Sometimes it easier to understand a problem when you see it.
Boundaries can be a vague, difficult to understand notion because they
can be conceptual as well as concrete. Some boundaries are easy to understand, such as when
someone opens your mail without consulting you. Others are almost intangible, for example, when one partner gives
up their mood to match their partner's mood. Boundaries are a very common issue to arise in marriage counseling
Boundaries then, can be seen in multiple dimensions. One dimension is how separate and distinct you are with others. You can think of this as a self boundary. Another is how separate and distinct you are with different parts of your self. For example, are you completely present in the 'here and now' or do you find yourself reliving the past, projecting into the future or slipping off into fantasy? You can think of this as an internal boundary. A third boundary is how separate and distinct your nuclear family is from your extended family and friends. For example, do either set of parents act presumptuously, without consulting you, such as dictating the location and timing of holiday plans? You can think of this as a family boundary.
If you are in therapy, it is especially important that your therapist have appropriate interpersonal boundaries. The therapist should be clear about the fact that you are there to resolve your conflicts and meet your needs. This is not always the case. A study by Ernest Hartmann found that a number of therapists scored "extremely thin" on his Boundary questionnaire (Hartmann, 1997). A therapist who talks for most of the session or who reveals excessive information about themselves or others may have issues with "thin boundaries." Below are some boundary diagrams. See which one(s) best fit your relationships. Keep in mind that your boundaries are not fixed. Boundaries can and do shift, sometimes frequently.
Individuals in this type of relationship can respectfully state their preferences and set limits without any accompanying guilt. While each individual is conscious of their preferences, they remain flexible and can negotiate compromises with another person.
Individuals in this type of relationship tend to set rigid type boundaries and tend to emphasize self sufficiency. They will tend to think in somewhat abstract, logical terms and may have trouble expressing feelings.
Individuals differ in this type of relationship. One person prefers to be more in control in the relationship. The other person will sometimes just go along, so as not to cause any trouble or "make waves." The person who tends to go along might set boundaries by hinting, implying or by agreeing but then not following through. The individual who tends more toward control may feel entitled and may set boundaries in a demanding or harsh way. A reasonable amount of individuality can be maintained in this type of boundary relationship.
Individuals here may find the notion of boundaries a bit abstract or hard to comprehend. An example, from the book Boundaries in Marriage:
She did not experience herself as a free agent. It never occurred to her that she had the freedom to respond, to make choices, to limit the ways his behavior affected her. (p. 23)
This type of boundary is where the lines of individuality are blurred on a consistent basis.

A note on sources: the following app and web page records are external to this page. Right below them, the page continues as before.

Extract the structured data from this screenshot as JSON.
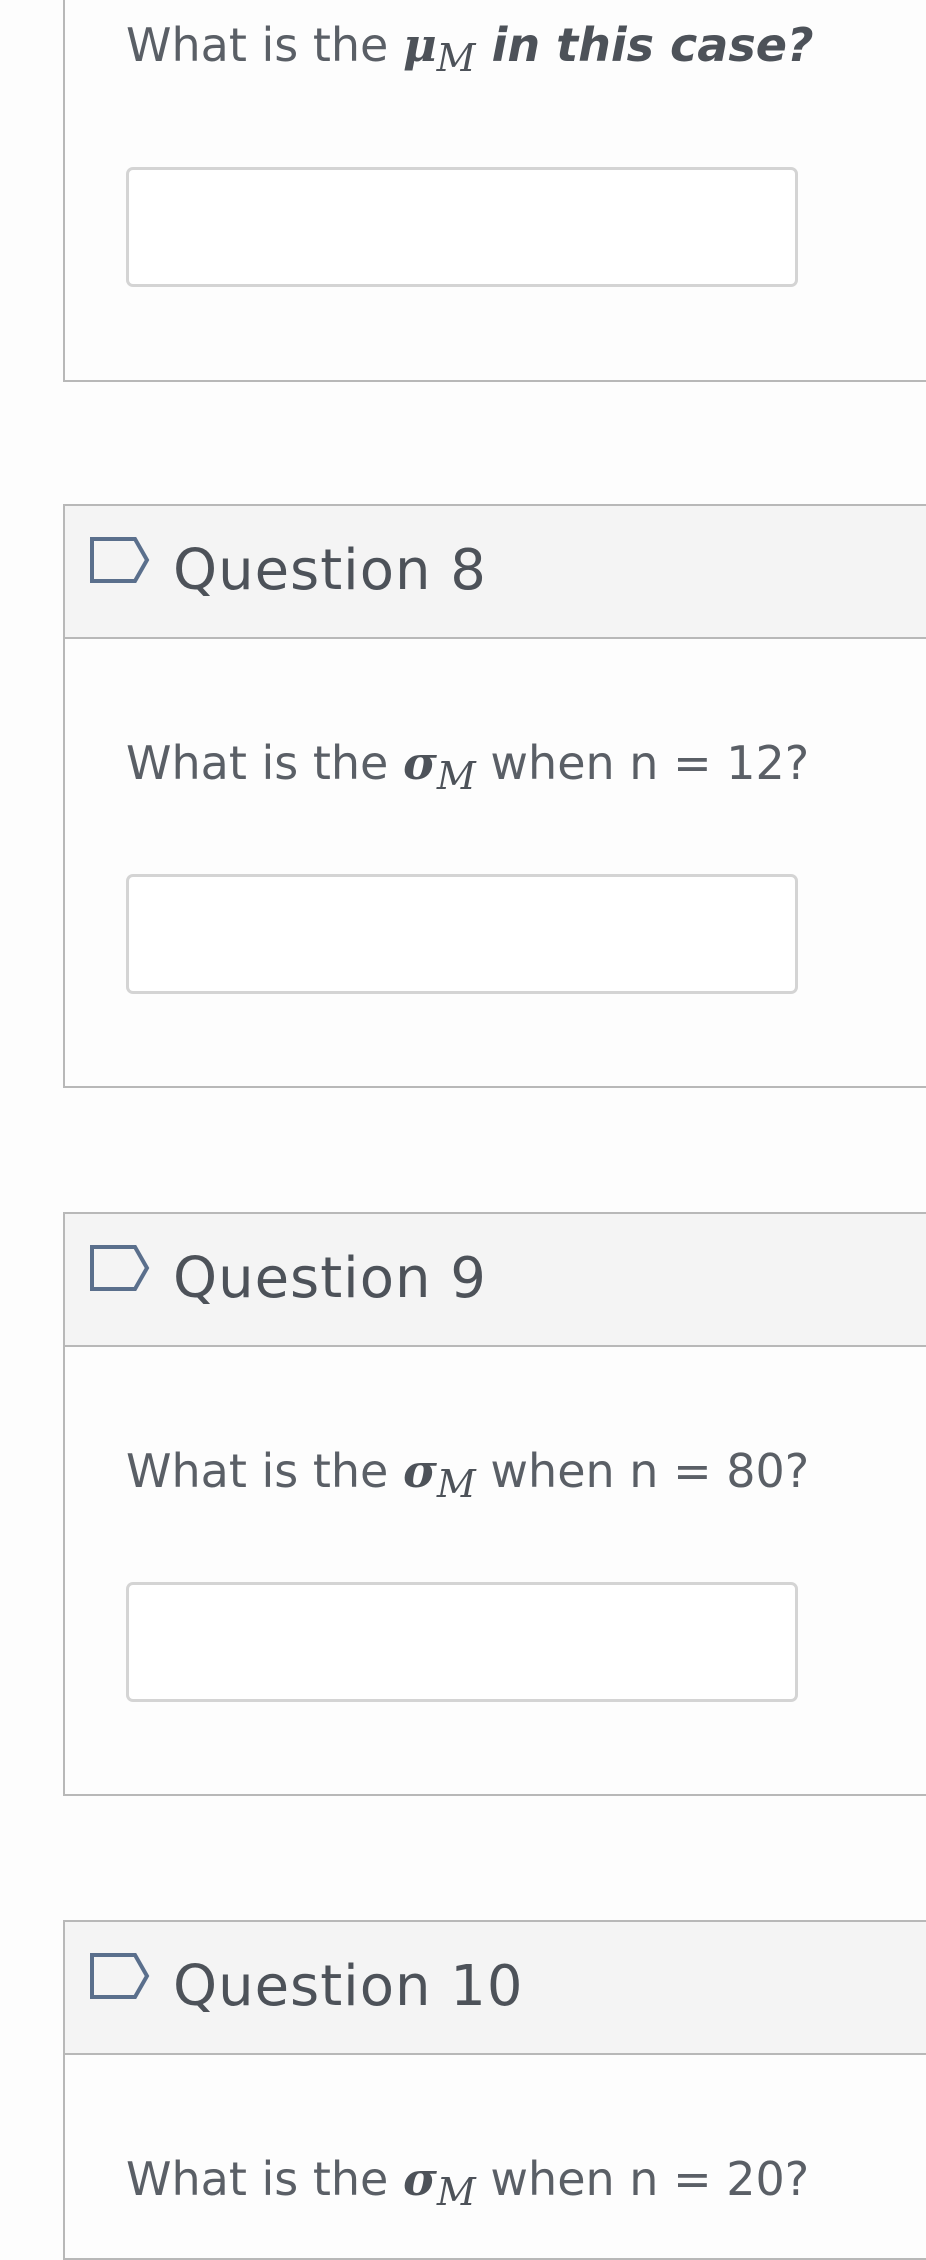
{
  "question7": {
    "text_prefix": "What is the ",
    "math_symbol": "μ",
    "math_subscript": "M",
    "text_suffix": " in this case?",
    "answer_value": ""
  },
  "question8": {
    "title": "Question 8",
    "text_prefix": "What is the ",
    "math_symbol": "σ",
    "math_subscript": "M",
    "text_suffix": " when n = 12?",
    "answer_value": ""
  },
  "question9": {
    "title": "Question 9",
    "text_prefix": "What is the ",
    "math_symbol": "σ",
    "math_subscript": "M",
    "text_suffix": " when n = 80?",
    "answer_value": ""
  },
  "question10": {
    "title": "Question 10",
    "text_prefix": "What is the ",
    "math_symbol": "σ",
    "math_subscript": "M",
    "text_suffix": " when n = 20?"
  },
  "icons": {
    "flag": "flag-outline-icon"
  },
  "colors": {
    "header_bg": "#f4f4f4",
    "border": "#b8b8b8",
    "flag_stroke": "#5a6f8c"
  }
}
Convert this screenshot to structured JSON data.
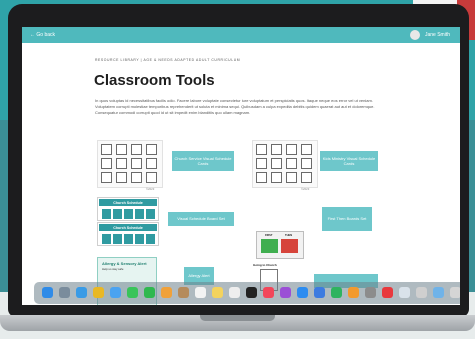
{
  "topbar": {
    "back_label": "← Go back",
    "user_name": "Jane Smith"
  },
  "breadcrumb": "RESOURCE LIBRARY | AGE & NEEDS ADAPTED ADULT CURRICULUM",
  "page_title": "Classroom Tools",
  "intro": "In quos voluptas id necessitatibus facilis odio. Facere labore voluptate consectetur iure voluptatum et perspiciatis quos. Itaque neque eos error vel ut veniam. Voluptatem corrupti molestiae temporibus reprehenderit ut soluta et minima sequi. Quibusdam a culpa expedita debitis quidem quaerat aut aut et doloremque. Consequatur commodi corrupti quod id ut sit impedit enim blanditiis quo ullam magnam.",
  "buttons": {
    "church_service_visual": "Church Service Visual Schedule Cards",
    "kids_ministry_visual": "Kids Ministry Visual Schedule Cards",
    "visual_schedule_board": "Visual Schedule Board Set",
    "first_then_boards": "First Then Boards Set",
    "allergy_alert": "Allergy Alert"
  },
  "schedule_boards": {
    "board_1_title": "Church Schedule",
    "board_2_title": "Church Schedule"
  },
  "first_then": {
    "first_label": "FIRST",
    "then_label": "THEN"
  },
  "allergy_card": {
    "title": "Allergy & Sensory Alert",
    "subtitle": "Help us stay safe"
  },
  "church_card": {
    "title": "Going to Church"
  },
  "thumb_credits": {
    "credit_1": "©2023",
    "credit_2": "©2023"
  },
  "colors": {
    "topbar": "#4fb9bd",
    "button": "#6ec7cb",
    "schedule": "#2f9ba1",
    "first": "#3fae4f",
    "then": "#d6443b"
  },
  "dock": [
    {
      "name": "finder-icon",
      "color": "#2f8be8"
    },
    {
      "name": "launchpad-icon",
      "color": "#7a8c9c"
    },
    {
      "name": "safari-icon",
      "color": "#3a9be6"
    },
    {
      "name": "chrome-icon",
      "color": "#e9b824"
    },
    {
      "name": "mail-icon",
      "color": "#4aa3f0"
    },
    {
      "name": "messages-icon",
      "color": "#39c45a"
    },
    {
      "name": "facetime-icon",
      "color": "#2fb84f"
    },
    {
      "name": "photos-icon",
      "color": "#f0a13a"
    },
    {
      "name": "contacts-icon",
      "color": "#b58b5c"
    },
    {
      "name": "calendar-icon",
      "color": "#f3f3f3"
    },
    {
      "name": "notes-icon",
      "color": "#f4d35e"
    },
    {
      "name": "reminders-icon",
      "color": "#eeeeee"
    },
    {
      "name": "tv-icon",
      "color": "#222222"
    },
    {
      "name": "music-icon",
      "color": "#f2465a"
    },
    {
      "name": "podcasts-icon",
      "color": "#9b4fd6"
    },
    {
      "name": "appstore-icon",
      "color": "#2d8cf0"
    },
    {
      "name": "keynote-icon",
      "color": "#3d7be0"
    },
    {
      "name": "numbers-icon",
      "color": "#2fb35f"
    },
    {
      "name": "pages-icon",
      "color": "#f29a2e"
    },
    {
      "name": "settings-icon",
      "color": "#8c8c8c"
    },
    {
      "name": "news-icon",
      "color": "#e8383d"
    },
    {
      "name": "preview-icon",
      "color": "#d9e2ea"
    },
    {
      "name": "help-icon",
      "color": "#cfcfcf"
    },
    {
      "name": "folder-icon",
      "color": "#6fb3e9"
    },
    {
      "name": "trash-icon",
      "color": "#d5d5d5"
    }
  ]
}
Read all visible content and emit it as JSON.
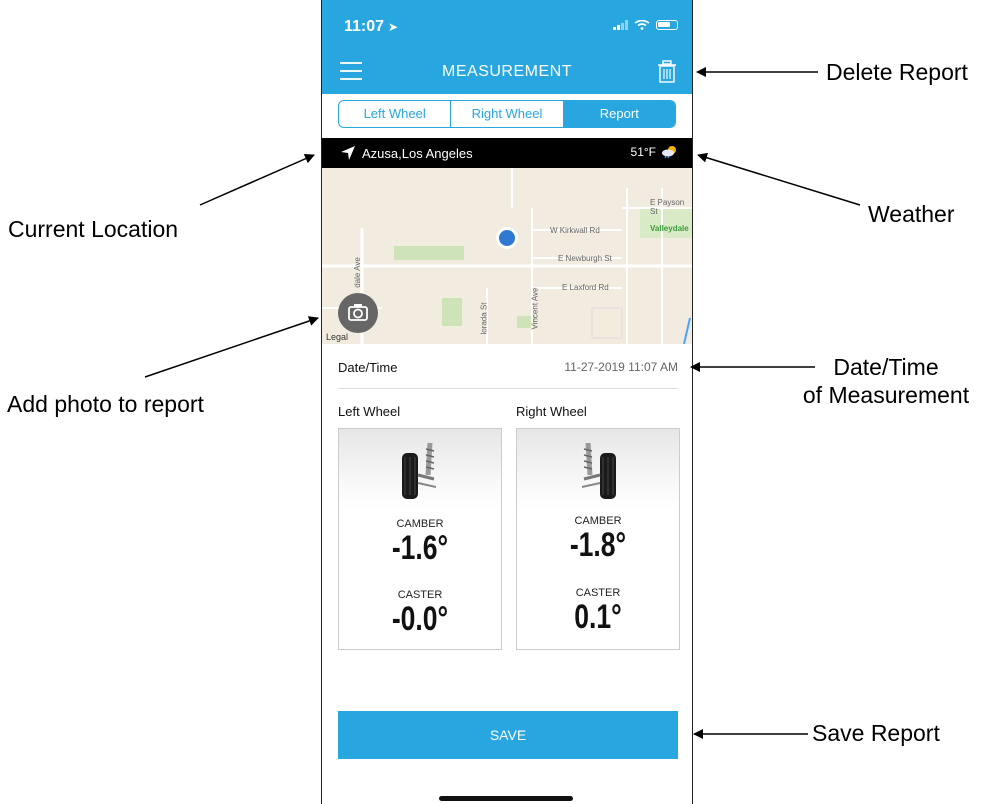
{
  "status_bar": {
    "time": "11:07"
  },
  "nav": {
    "title": "MEASUREMENT"
  },
  "tabs": [
    {
      "label": "Left Wheel",
      "active": false
    },
    {
      "label": "Right Wheel",
      "active": false
    },
    {
      "label": "Report",
      "active": true
    }
  ],
  "location_bar": {
    "location": "Azusa,Los Angeles",
    "temperature": "51°F"
  },
  "map": {
    "street_labels": [
      "E Payson St",
      "Valleydale",
      "W Kirkwall Rd",
      "E Newburgh St",
      "E Laxford Rd",
      "dale Ave",
      "lorada St",
      "Vincent Ave",
      "Legal"
    ]
  },
  "report": {
    "datetime_label": "Date/Time",
    "datetime_value": "11-27-2019 11:07 AM",
    "left": {
      "title": "Left Wheel",
      "camber_label": "CAMBER",
      "camber_value": "-1.6°",
      "caster_label": "CASTER",
      "caster_value": "-0.0°"
    },
    "right": {
      "title": "Right Wheel",
      "camber_label": "CAMBER",
      "camber_value": "-1.8°",
      "caster_label": "CASTER",
      "caster_value": "0.1°"
    }
  },
  "save_label": "SAVE",
  "annotations": {
    "delete_report": "Delete Report",
    "weather": "Weather",
    "current_location": "Current Location",
    "add_photo": "Add photo to report",
    "datetime_line1": "Date/Time",
    "datetime_line2": "of Measurement",
    "save_report": "Save Report"
  },
  "colors": {
    "accent": "#27a6e0",
    "location_bar": "#000000",
    "map_bg": "#f1ecdf",
    "user_dot": "#2f79d3"
  }
}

The individuals in this type of relationship are very different and yet have similarities. The engulfing individual is driven by a sense of unworthiness and a deep fear of abandonment. To manage those feelings, this individual will act as though theirs is the only opinion that counts. The engulfed individual is driven by feelings of unworthiness and a fear of abandonment. But instead of controlling, this individual yields on almost everything.
The fear of engulfment can prevent some individuals from entering into or staying in relationships. An example of this can be found in Boundaries and Boundary Violations in Psychoanalysis (emphasis mine):
[...] her biggest fear in life was not loneliness but chaos, the dissolution of all boundaries. In her interpersonal relations, her usual defense after a real or fantasized hurt was to distance herself [...]. A fantasy she had nurtured for several years was to emigrate to a distant and sparsely populated country, like Australia. No one would know her there, and she could live alone at the edge of a forgotten little suburb, taking care of her garden. (pp. 26-7)
Boundary styles are formed in childhood and mainly within the within the context of the family of origin. Using the boundary types shown above, you can examine your family of origin's boundaries. Language is an important indicator of what boundary style a family might exhibit. One person described his father as "my right arm," a vivid description of the merged boundary type. One mother had a long list of unreasonable demands that she placed on her children, stating "you're a part of me!" illustrating an engulfing boundary style.
Marital and family relationships should encourage the growth of all the individuals. It should be based of freely given consent and agreement. The use of guilt, merging and smothering demands of sacrifice are inconsistent with healthy human relationships.
David Schnarch conceptualizes boundaries using the term "differentiation. " In this passage from the book Passionate Marriage he illustrates many of the boundary types. See if you can identify them:
People screaming, "I got to be me!" "Don't fence me in!" and "I need space!" are not highly differentiated. Just the opposite. They are fearful of "disappearing" in a relationship and do things to avoid their partner's emotional engulfment. Some create distance; others keep their relationship in constant upheaval. Declaring your boundaries is an important early step in the differentiation process, but it's done in the context of staying in relationship (that is, close proximity and restricted space). This is quite different from poorly differentiated people who attempt to always "keep the door open" and who bolt as increasing importance of the relationship makes them feel like they're being locked up. The process of holding onto your sense of self in an intense emotional relationship is what develops your differentiation. (p. 67)